● **Task objective**
Copy every line of the records below that holds the word "morriscs".

+++++

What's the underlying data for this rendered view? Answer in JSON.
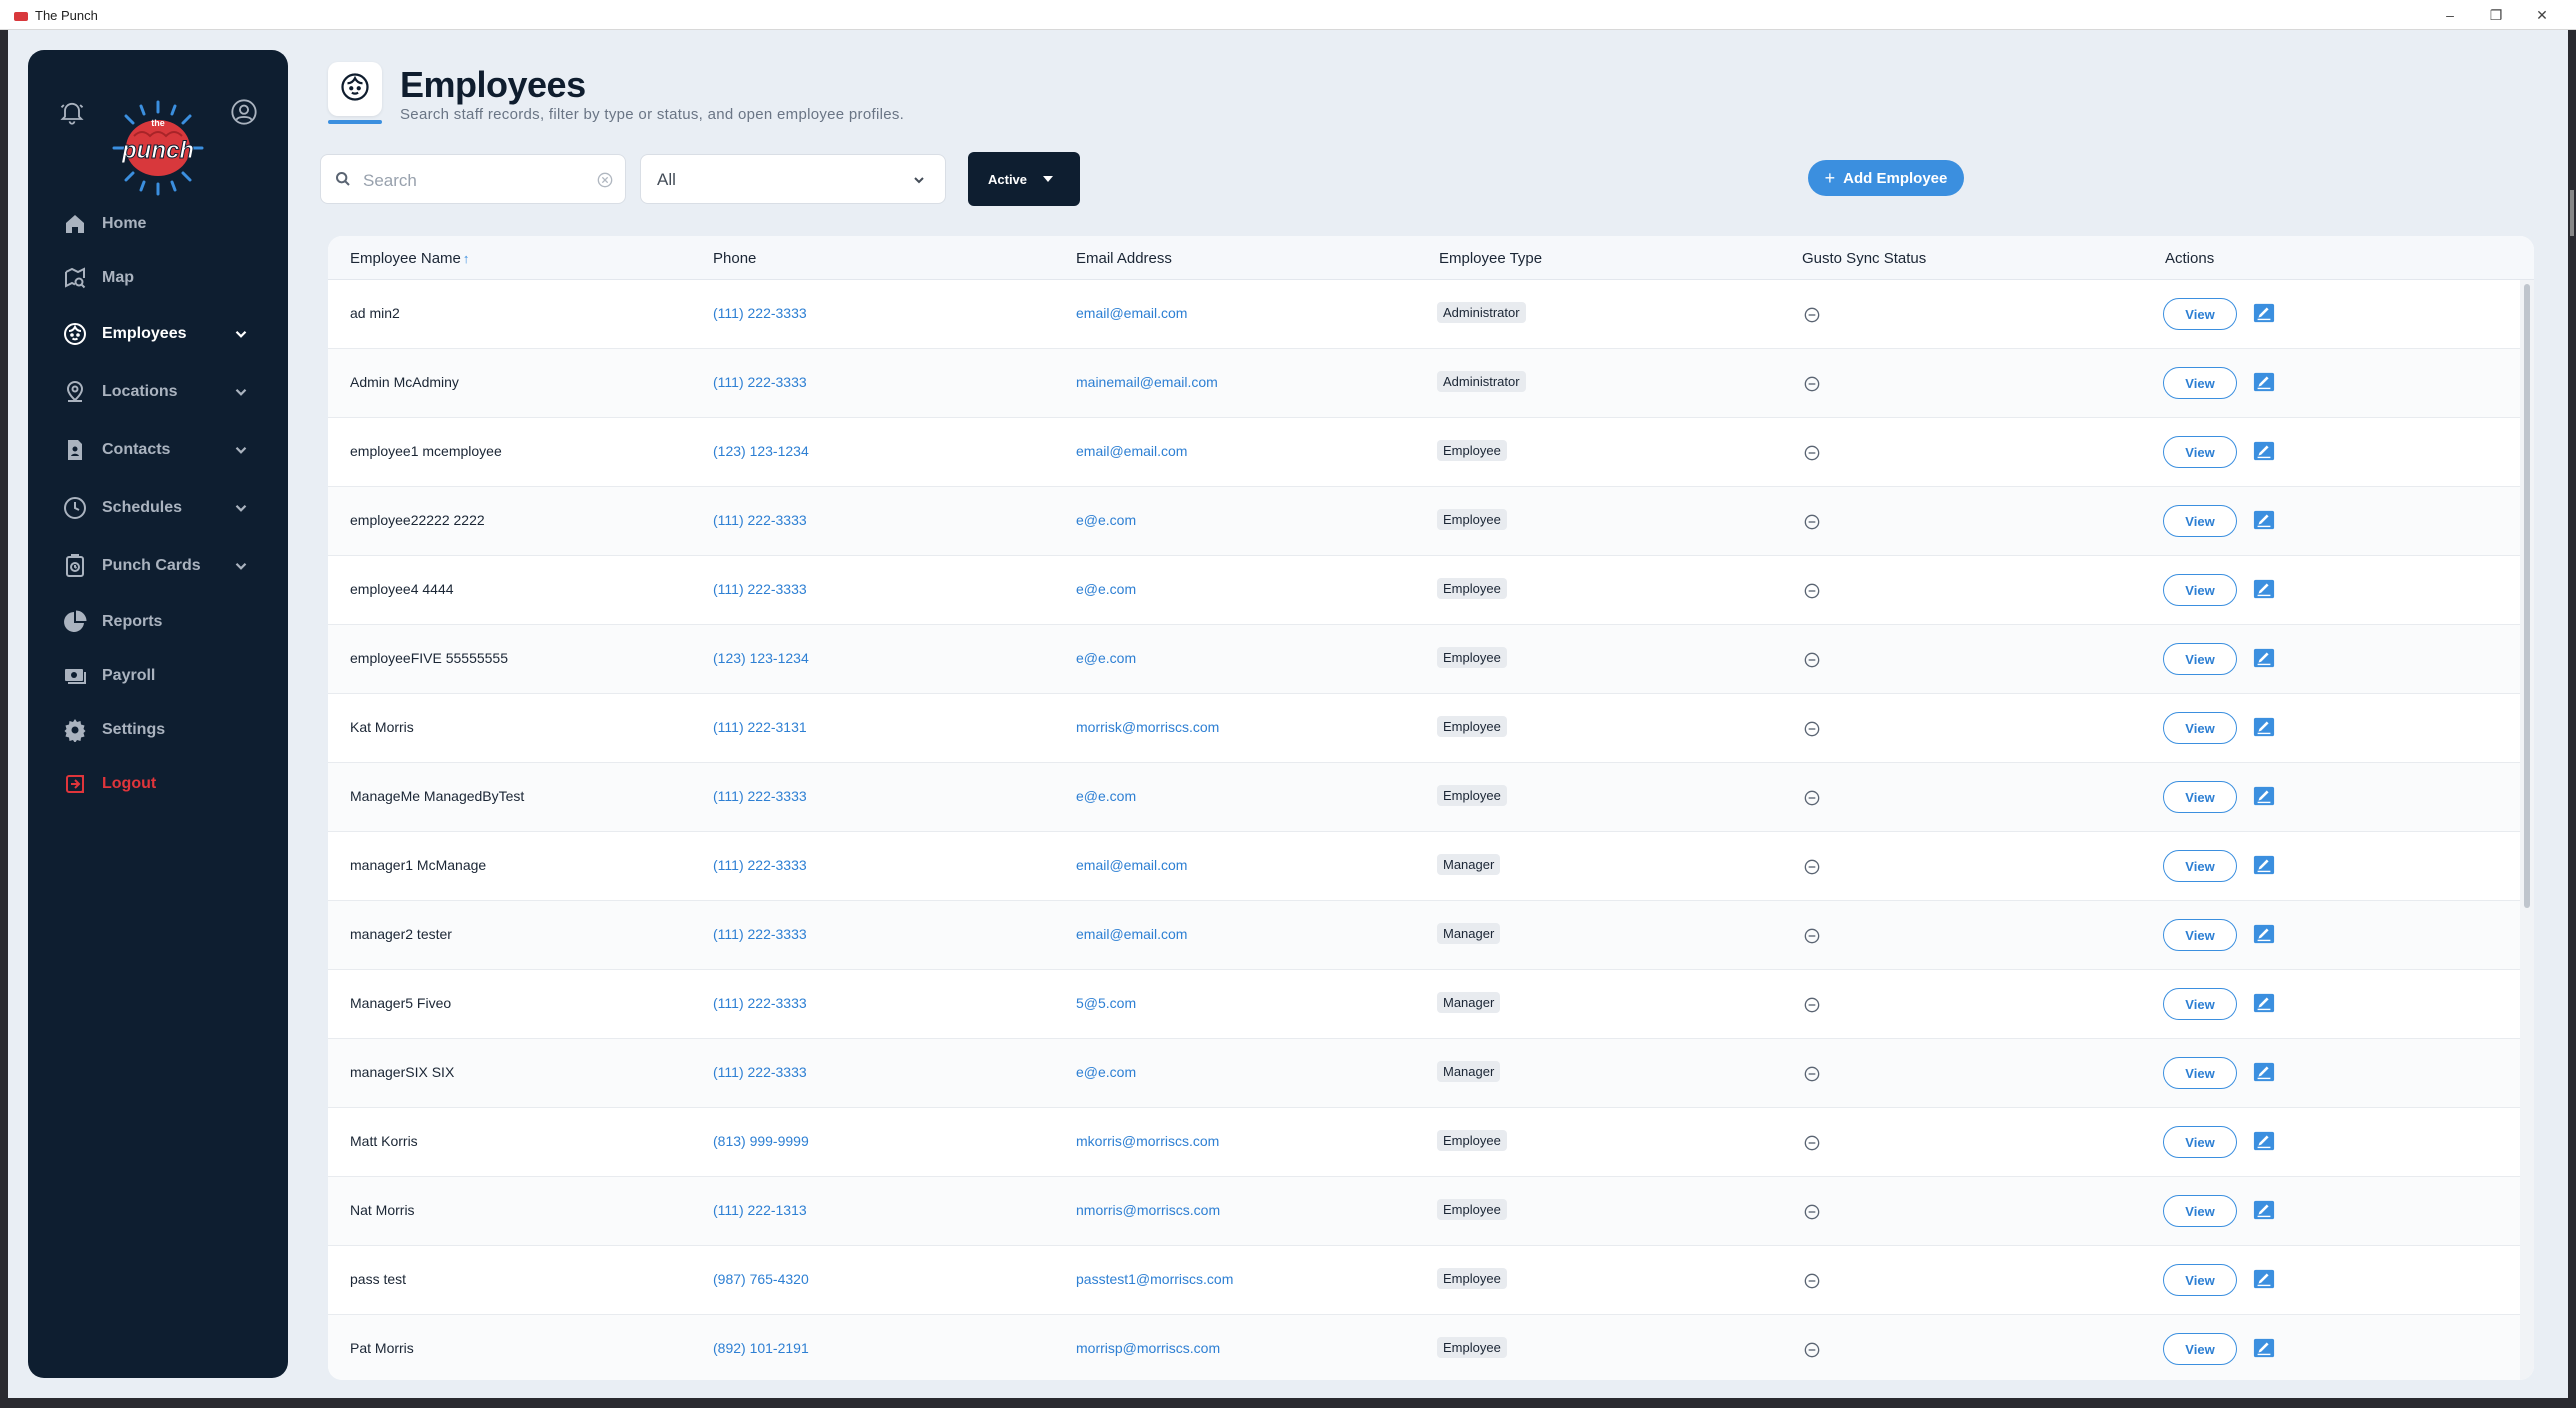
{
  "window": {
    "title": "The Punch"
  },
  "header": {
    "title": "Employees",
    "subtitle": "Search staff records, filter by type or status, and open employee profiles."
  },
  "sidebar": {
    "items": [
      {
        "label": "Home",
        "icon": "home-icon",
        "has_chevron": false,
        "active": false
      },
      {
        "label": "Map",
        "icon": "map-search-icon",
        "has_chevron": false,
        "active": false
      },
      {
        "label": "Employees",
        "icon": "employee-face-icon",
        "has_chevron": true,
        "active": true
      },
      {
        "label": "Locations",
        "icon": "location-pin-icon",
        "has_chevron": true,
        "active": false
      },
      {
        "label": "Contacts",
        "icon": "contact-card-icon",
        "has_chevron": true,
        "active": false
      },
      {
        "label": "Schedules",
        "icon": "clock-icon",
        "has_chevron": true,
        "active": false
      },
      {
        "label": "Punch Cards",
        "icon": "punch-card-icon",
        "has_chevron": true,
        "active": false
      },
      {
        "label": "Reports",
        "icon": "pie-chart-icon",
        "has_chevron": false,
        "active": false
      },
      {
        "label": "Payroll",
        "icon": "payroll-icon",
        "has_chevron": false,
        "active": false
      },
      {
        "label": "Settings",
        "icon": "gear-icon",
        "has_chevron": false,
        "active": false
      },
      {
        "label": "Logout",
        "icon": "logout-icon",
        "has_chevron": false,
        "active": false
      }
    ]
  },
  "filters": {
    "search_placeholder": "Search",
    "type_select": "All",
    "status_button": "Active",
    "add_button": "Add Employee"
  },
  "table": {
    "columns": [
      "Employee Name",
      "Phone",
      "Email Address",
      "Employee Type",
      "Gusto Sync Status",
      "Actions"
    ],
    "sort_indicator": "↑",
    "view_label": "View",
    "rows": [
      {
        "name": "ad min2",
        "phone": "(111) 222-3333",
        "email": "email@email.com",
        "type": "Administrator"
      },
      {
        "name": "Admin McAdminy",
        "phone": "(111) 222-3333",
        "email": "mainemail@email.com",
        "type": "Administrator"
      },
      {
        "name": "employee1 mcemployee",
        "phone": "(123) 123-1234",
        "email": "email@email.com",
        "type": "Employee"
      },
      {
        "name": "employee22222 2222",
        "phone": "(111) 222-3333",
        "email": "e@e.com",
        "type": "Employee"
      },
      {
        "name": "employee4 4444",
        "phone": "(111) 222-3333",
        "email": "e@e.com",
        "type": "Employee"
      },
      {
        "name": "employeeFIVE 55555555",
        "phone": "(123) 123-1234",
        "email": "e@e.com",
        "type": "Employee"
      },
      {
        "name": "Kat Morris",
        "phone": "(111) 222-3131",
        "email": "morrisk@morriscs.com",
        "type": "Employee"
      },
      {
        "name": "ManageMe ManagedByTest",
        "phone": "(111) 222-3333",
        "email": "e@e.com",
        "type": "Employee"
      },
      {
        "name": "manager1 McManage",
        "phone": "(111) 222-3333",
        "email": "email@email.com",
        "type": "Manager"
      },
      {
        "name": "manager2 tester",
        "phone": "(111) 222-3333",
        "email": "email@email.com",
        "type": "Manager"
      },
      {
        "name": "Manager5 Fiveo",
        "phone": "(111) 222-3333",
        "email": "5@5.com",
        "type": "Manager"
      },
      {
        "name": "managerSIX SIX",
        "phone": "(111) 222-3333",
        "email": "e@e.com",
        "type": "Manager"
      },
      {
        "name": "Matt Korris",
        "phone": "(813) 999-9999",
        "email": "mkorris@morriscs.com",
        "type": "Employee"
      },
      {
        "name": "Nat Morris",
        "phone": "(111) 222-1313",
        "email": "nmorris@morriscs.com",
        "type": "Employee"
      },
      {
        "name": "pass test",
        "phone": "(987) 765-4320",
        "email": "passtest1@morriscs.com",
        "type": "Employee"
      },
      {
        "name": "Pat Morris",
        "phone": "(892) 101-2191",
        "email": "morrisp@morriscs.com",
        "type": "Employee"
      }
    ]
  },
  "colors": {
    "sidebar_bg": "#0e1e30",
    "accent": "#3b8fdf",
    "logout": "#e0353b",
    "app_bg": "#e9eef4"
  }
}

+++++

● **Answer box**
        "email": "morrisk@morriscs.com",
        "email": "mkorris@morriscs.com",
        "email": "nmorris@morriscs.com",
        "email": "passtest1@morriscs.com",
        "email": "morrisp@morriscs.com",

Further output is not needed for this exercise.